With new SEC leadership in place, including Chairman Gary Gensler and Director of Enforcement Gurbir Grewal, the Commission’s examination trends continue to evolve. Some focus areas, like cybersecurity and business continuity, are more relevant than ever with the changes to how business is conducted worldwide. Below are some of the most pressing topics from recent SEC exams:
- Cybersecurity: Between Chairman Gensler’s background in data security and the recent up-tick in ransomware attacks internationally, the SEC is increasing its efforts to evaluate firms’ cybersecurity practices. Recently, a 32-item request list was circulated to some advisers, which is focused on data security programs and related issues. Firms should make cybersecurity a priority in their compliance programs to protect sensitive information and avoid data compromise by bad actors.
- Surprise custody audits: For firms with third-party custody arrangements that do not meet the seven conditions outlined in the Custody Rule, or otherwise have access to client assets, a surprise custody audit performed by an independent accounting firm is required in order to meet the Custody Rule. The SEC is looking closely at the integrity of these exams to ensure the evaluation is actually unexpected by firms, not a preplanned or disclosed event.
- Mutual fund share class selection: Recently discovered deficiencies among firms’ mutual fund share class selection practices have encouraged examiners to continue to spotlight this compliance concern. Although share class selection has long been a priority for regulators, the renewed focus on retail investor protection has likely spurred the latest upturn in this exam initiative.
- Misleading hypothetical performance: Currently, advisers may advertise hypothetical performance only under specific conditions. Although some of these guidelines will soon change under the new SEC Marketing Rule, the SEC is looking closely at firms marketing hypothetical performance numbers that they believe could be misleading.
- Oversight of investment advisory representatives in remote offices: In 2020 the Division of Examinations, formerly the Office of Compliance Inspections and Examinations (OCIE), released a Risk Alert related to branch office compliance concerns. These guidelines extend to investment adviser representatives working remotely due to the pandemic. As a result, the SEC is continuing efforts to specifically evaluate branch office and remote working practices.
- Review of Form CRS delivery confirmation and recordkeeping: A key requirement of Form CRS asks advisers to deliver and record distribution of the document to current and prospective retail clients. This includes initial delivery, redelivery to clients when amendments are made, and other obligations. With Form CRS as a relatively new requirement, the SEC is focused on ensuring advisers are fully compliant. OCIE released a Risk Alert outlining common Form CRS compliance gaps last year.

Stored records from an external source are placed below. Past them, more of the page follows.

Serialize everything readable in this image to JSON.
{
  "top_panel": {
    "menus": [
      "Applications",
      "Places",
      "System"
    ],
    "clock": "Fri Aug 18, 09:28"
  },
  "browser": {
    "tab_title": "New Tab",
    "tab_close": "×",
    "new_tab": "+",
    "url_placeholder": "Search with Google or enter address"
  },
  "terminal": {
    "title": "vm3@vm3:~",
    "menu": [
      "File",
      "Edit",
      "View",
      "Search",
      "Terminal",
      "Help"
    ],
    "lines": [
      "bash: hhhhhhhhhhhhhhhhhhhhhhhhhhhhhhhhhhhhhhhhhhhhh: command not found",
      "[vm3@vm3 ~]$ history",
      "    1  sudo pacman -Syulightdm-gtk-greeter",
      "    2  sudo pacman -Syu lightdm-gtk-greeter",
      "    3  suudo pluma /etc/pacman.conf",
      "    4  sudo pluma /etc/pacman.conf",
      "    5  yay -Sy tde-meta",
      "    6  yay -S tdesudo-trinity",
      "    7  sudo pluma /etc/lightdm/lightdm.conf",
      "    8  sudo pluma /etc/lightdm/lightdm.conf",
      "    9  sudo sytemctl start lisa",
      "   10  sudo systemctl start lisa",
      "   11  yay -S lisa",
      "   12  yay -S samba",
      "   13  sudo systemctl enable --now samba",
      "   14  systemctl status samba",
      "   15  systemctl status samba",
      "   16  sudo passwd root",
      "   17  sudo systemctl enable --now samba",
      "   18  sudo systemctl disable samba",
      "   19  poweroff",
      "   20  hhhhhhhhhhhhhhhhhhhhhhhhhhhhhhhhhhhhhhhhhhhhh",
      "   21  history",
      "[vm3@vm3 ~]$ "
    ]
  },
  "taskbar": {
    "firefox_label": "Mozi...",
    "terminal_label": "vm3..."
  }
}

- Business continuity and pandemic response: Following the operational shock of the COVID-19 pandemic for many businesses, gaps were revealed in business continuity plans and pandemic response capabilities across the financial industry. As such, the SEC continues to focus on the firms’ prior response measures and preparation for potential future crises.
WHAT DOES THIS MEAN FOR ME?
Your firm should remain aware of the above items and how they may affect your firm if an SEC exam is initiated. Deficiencies during routine examinations could lead to fines or other enforcement by the Commission. If your firm needs assistance with its compliance operations, Fairview can help. Our in-house regulatory experts will evaluate your compliance program and establish a plan to achieve and maintain compliance with SEC regulations. If you would like more information about our services, contact us today to start the conversation.